• _PROBLEM STATEMENT_
Return all lines in the material below that contain "Open".
----- DATA PROVIDED -----
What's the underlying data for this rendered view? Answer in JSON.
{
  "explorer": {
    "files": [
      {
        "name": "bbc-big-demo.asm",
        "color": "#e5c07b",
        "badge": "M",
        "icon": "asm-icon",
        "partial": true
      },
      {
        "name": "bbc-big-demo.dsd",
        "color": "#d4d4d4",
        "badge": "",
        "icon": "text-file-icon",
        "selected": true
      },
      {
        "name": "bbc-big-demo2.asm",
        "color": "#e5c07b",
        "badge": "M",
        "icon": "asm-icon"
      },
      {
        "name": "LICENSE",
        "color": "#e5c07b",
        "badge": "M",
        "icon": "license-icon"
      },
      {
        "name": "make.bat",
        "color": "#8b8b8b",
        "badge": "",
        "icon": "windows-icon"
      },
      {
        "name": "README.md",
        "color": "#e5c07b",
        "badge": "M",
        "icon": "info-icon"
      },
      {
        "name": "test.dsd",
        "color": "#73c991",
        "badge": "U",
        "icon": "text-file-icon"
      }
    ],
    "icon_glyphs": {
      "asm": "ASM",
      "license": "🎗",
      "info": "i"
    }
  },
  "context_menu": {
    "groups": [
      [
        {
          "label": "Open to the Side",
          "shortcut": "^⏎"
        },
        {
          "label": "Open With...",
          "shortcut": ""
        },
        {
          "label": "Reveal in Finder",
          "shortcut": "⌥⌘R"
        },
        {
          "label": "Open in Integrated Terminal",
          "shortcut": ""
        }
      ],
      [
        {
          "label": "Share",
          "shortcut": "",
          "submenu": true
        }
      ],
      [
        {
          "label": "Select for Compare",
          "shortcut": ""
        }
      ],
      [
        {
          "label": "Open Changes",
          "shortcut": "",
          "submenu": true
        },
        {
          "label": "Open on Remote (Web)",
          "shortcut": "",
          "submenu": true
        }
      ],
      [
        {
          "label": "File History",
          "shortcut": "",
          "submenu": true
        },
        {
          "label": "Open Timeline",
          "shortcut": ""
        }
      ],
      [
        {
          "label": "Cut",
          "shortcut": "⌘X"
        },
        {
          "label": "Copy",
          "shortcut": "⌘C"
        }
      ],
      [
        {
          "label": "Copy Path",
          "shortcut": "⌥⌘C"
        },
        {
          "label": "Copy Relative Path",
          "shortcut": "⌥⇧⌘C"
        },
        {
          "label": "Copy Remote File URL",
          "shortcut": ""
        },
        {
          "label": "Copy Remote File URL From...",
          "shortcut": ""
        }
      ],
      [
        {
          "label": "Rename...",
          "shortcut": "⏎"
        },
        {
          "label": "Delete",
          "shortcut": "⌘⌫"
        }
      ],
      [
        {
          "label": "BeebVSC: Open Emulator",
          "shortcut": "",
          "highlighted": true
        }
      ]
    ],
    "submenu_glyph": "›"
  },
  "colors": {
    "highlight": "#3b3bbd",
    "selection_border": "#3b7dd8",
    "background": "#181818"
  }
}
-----
• _SOLUTION_
          "label": "Open to the Side",
          "label": "Open With...",
          "label": "Open in Integrated Terminal",
          "label": "Open Changes",
          "label": "Open on Remote (Web)",
          "label": "Open Timeline",
          "label": "BeebVSC: Open Emulator",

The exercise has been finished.